* [Exercise aim]
If a line below contains the string "löschen", copy it out.

* [Records for the task]
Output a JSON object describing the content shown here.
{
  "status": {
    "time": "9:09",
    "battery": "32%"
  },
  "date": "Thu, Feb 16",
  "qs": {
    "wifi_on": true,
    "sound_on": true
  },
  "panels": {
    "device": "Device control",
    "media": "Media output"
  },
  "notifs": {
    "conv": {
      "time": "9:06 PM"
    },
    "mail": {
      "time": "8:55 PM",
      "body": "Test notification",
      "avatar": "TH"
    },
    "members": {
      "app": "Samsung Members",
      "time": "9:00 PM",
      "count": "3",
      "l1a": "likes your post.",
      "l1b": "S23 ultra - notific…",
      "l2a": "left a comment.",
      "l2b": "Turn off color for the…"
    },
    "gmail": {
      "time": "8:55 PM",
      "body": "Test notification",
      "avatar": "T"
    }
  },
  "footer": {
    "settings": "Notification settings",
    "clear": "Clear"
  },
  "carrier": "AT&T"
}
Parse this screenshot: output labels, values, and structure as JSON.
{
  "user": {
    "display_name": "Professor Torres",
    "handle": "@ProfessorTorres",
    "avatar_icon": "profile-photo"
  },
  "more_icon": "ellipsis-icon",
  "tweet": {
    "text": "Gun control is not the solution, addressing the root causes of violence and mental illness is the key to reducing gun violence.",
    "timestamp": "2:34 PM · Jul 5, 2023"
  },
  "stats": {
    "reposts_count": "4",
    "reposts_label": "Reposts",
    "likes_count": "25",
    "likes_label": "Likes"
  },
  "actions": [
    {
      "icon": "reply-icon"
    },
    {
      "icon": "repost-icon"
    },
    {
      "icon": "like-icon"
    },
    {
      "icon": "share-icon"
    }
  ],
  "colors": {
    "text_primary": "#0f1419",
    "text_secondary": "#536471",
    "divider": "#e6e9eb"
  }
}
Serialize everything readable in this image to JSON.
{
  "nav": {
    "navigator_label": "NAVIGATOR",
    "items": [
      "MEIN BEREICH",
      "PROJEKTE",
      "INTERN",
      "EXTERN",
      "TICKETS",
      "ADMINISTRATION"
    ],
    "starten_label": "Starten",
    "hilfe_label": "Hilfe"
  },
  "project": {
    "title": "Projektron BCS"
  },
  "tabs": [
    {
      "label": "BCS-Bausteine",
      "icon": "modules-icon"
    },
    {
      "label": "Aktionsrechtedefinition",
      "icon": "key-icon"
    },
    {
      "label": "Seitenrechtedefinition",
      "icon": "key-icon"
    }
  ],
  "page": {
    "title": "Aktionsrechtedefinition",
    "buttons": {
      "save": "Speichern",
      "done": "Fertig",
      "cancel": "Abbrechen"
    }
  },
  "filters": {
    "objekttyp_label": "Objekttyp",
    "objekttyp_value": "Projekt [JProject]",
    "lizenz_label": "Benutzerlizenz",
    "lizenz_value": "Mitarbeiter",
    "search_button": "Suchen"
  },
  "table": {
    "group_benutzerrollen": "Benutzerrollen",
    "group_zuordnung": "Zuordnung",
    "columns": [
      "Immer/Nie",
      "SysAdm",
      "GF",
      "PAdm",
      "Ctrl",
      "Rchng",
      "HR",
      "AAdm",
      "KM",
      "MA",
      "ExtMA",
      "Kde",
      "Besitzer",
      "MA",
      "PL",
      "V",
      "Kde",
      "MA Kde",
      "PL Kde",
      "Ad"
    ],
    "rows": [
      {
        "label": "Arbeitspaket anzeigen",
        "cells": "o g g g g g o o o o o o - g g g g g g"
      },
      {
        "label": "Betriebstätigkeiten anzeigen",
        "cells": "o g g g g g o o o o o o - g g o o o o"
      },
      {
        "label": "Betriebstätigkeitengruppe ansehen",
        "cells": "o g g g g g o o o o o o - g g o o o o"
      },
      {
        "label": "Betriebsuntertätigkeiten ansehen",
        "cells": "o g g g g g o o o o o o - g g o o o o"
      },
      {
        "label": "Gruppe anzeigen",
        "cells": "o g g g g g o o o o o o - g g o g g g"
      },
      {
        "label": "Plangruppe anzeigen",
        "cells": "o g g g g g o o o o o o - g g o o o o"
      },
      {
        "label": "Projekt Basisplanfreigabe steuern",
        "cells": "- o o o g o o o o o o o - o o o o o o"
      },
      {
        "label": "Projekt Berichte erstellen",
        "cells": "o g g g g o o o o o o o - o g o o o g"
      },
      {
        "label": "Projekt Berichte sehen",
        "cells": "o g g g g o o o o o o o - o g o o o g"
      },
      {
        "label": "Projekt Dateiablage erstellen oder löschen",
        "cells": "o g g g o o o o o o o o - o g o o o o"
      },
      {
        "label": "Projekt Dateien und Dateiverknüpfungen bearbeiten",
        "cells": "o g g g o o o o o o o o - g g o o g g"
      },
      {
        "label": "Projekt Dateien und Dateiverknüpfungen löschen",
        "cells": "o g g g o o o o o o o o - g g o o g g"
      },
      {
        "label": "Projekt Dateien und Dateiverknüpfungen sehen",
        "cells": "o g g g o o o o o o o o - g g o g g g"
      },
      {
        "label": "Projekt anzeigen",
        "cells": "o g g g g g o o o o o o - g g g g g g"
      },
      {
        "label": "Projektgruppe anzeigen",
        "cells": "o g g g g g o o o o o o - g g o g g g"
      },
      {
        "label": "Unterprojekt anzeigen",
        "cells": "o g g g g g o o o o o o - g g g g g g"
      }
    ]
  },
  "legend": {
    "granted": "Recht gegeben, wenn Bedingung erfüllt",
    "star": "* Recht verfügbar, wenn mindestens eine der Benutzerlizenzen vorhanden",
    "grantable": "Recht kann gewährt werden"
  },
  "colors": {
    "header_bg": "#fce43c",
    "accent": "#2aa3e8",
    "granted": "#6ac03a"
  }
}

* [Solution to this exercise]
        "label": "Projekt Dateiablage erstellen oder löschen",
        "label": "Projekt Dateien und Dateiverknüpfungen löschen",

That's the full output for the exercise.